** Data follows **
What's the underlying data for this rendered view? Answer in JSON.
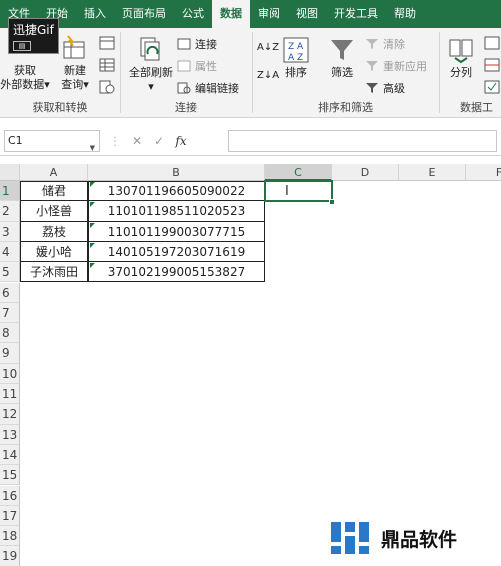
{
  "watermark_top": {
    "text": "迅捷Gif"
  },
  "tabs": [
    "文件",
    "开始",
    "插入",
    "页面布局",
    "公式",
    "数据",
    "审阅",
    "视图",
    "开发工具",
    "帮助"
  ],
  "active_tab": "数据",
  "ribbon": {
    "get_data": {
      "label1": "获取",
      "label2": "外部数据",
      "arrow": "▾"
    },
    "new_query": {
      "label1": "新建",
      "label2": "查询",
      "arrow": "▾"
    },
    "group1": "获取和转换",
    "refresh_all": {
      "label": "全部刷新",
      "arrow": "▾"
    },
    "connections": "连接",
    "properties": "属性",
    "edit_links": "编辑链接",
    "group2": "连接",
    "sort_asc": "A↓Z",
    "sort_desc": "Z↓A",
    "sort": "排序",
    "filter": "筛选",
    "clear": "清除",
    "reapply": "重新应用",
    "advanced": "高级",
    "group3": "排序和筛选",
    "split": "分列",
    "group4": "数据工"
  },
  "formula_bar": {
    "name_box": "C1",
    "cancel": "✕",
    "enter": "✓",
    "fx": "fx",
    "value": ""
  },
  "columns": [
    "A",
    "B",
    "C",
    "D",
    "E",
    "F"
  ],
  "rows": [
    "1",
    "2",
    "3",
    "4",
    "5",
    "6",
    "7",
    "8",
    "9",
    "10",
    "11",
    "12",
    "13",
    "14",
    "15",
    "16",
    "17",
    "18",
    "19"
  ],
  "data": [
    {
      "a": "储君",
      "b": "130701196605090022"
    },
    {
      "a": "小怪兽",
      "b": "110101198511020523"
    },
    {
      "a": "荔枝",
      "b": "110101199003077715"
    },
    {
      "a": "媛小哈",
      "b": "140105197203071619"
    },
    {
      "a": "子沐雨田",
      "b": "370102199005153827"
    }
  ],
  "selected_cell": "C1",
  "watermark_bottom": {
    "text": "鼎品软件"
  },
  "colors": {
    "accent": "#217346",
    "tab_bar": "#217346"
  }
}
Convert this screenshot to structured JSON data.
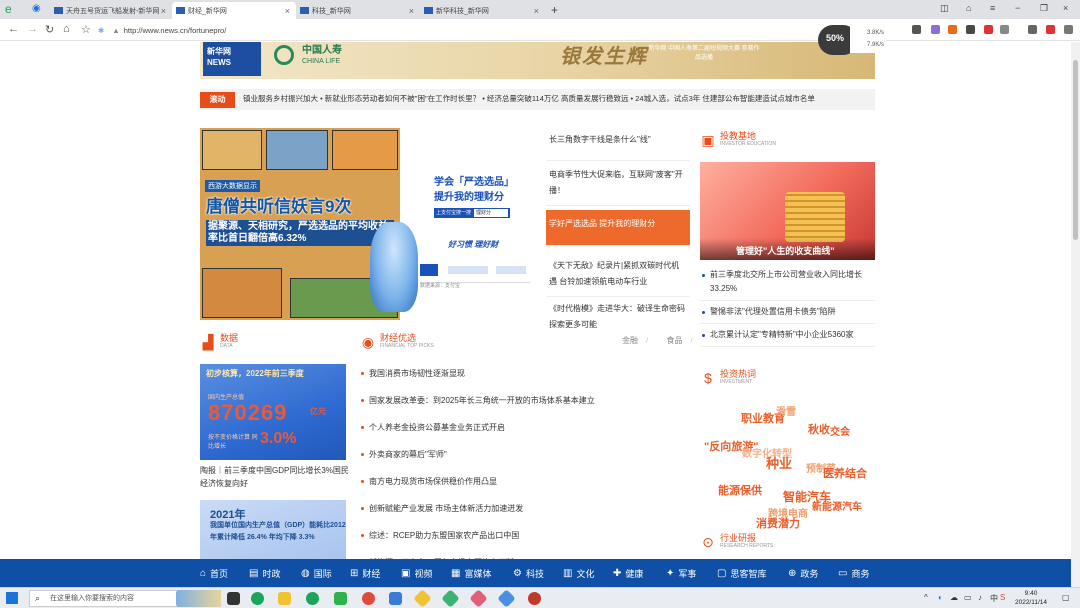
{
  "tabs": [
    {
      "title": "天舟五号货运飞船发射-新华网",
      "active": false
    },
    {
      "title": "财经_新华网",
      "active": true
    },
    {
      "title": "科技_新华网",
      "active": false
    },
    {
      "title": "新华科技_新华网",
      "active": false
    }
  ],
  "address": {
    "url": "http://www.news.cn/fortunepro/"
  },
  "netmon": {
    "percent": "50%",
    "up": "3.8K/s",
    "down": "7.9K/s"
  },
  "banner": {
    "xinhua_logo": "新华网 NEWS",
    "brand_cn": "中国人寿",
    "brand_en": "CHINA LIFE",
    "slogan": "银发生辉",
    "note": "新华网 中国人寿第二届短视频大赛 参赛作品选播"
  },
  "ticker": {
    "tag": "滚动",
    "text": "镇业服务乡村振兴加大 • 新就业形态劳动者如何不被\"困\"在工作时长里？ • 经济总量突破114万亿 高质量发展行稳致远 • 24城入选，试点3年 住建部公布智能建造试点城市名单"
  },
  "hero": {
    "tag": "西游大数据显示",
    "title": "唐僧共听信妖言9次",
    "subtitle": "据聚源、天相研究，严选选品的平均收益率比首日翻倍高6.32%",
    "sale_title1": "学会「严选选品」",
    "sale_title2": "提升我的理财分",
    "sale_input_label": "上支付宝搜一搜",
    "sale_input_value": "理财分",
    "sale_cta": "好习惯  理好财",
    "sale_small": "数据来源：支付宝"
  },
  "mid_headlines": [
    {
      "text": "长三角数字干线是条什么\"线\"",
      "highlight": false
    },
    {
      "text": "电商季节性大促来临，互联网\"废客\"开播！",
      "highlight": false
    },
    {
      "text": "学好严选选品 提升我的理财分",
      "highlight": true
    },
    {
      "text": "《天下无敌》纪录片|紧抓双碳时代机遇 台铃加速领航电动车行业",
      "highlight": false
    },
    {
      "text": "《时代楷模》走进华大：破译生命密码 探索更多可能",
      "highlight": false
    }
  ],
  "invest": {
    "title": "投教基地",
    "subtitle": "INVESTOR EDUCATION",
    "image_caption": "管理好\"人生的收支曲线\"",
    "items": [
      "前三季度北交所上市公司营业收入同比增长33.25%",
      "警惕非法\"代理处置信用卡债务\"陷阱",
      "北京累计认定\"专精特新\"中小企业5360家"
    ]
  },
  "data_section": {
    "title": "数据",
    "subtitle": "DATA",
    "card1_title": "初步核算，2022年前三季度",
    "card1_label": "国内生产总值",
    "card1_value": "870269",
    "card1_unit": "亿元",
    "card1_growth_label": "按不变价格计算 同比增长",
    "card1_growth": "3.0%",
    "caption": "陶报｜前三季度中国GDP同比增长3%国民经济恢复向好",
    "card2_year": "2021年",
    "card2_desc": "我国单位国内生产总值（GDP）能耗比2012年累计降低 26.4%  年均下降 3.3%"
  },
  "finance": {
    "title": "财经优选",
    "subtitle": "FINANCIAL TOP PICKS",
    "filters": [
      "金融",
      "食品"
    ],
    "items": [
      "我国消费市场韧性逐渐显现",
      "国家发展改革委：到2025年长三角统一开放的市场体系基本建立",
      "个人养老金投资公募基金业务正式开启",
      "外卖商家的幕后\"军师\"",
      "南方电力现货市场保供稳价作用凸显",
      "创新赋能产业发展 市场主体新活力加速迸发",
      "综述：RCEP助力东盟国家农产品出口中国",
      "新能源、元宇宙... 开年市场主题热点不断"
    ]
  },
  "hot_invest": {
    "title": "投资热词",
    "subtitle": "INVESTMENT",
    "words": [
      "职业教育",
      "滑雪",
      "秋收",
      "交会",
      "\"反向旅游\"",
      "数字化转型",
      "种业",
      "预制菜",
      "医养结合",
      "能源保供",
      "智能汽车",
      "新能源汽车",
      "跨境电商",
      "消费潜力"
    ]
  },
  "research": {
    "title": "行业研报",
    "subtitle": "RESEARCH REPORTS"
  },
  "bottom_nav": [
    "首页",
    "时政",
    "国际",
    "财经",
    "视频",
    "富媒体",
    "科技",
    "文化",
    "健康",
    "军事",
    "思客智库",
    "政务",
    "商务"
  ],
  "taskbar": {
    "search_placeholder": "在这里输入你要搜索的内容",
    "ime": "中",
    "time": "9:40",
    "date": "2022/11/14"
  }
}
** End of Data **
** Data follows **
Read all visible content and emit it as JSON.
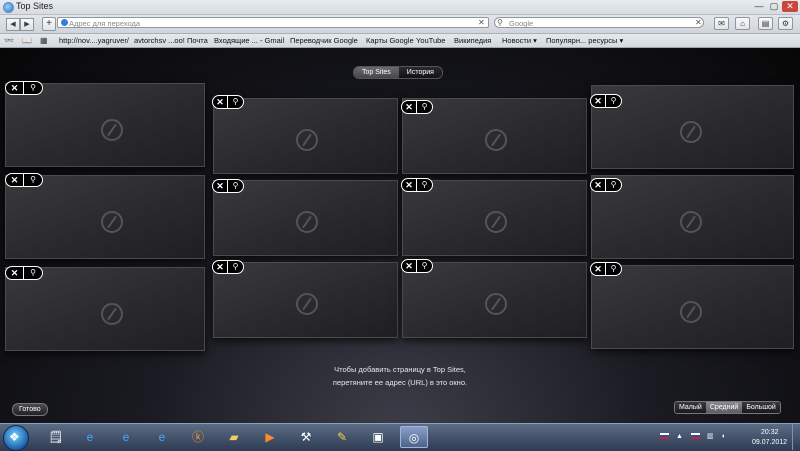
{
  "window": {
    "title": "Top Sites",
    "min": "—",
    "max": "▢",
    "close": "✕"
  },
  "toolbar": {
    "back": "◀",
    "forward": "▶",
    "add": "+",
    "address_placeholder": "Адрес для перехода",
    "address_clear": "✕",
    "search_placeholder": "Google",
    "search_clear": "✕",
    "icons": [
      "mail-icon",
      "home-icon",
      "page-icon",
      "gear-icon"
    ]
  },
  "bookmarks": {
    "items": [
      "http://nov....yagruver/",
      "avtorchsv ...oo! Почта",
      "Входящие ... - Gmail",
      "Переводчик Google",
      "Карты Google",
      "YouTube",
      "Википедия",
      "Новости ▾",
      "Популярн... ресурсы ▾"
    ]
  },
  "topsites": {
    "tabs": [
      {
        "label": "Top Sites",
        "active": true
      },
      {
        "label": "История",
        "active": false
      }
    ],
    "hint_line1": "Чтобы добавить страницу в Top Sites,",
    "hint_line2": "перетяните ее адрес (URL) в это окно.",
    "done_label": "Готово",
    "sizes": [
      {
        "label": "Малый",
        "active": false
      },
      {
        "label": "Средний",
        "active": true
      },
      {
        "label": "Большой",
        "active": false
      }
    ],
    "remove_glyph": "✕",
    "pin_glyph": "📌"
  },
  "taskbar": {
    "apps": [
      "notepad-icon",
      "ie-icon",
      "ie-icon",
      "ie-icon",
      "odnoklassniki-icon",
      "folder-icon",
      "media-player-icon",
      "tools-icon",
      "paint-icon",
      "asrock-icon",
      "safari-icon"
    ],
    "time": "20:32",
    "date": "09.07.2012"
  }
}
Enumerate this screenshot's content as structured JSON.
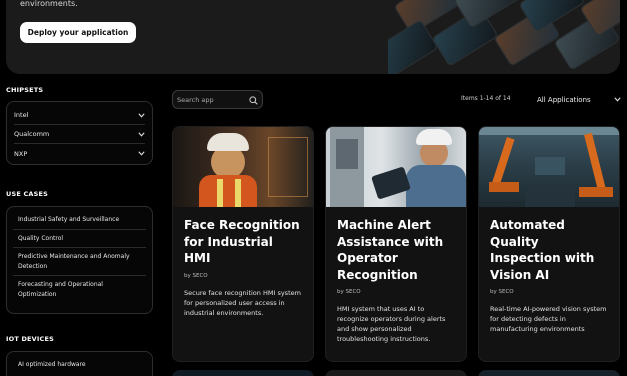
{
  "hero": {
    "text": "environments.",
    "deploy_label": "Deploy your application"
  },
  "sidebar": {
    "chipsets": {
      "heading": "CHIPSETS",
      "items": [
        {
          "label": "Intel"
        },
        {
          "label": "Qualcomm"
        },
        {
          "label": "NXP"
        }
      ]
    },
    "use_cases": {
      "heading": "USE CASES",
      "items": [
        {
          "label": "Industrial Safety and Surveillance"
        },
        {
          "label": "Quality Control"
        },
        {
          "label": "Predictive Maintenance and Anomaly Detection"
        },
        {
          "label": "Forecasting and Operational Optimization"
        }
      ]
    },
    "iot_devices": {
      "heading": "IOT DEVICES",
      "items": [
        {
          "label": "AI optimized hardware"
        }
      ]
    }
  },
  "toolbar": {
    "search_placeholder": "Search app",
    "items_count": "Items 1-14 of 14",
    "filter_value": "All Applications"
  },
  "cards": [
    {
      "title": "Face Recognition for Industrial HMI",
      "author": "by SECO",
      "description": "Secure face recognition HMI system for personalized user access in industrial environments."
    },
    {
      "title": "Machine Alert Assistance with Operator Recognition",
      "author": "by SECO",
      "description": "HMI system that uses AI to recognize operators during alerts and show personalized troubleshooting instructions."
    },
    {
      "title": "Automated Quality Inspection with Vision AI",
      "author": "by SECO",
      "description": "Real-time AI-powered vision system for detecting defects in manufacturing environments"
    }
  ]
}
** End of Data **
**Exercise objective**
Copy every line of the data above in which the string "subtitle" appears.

**Task result**
    "subtitle": "据聚源、天相研究，严选选品的平均收益率比首日翻倍高6.32%",
    "subtitle": "INVESTOR EDUCATION",
    "subtitle": "DATA",
    "subtitle": "FINANCIAL TOP PICKS",
    "subtitle": "INVESTMENT",
    "subtitle": "RESEARCH REPORTS"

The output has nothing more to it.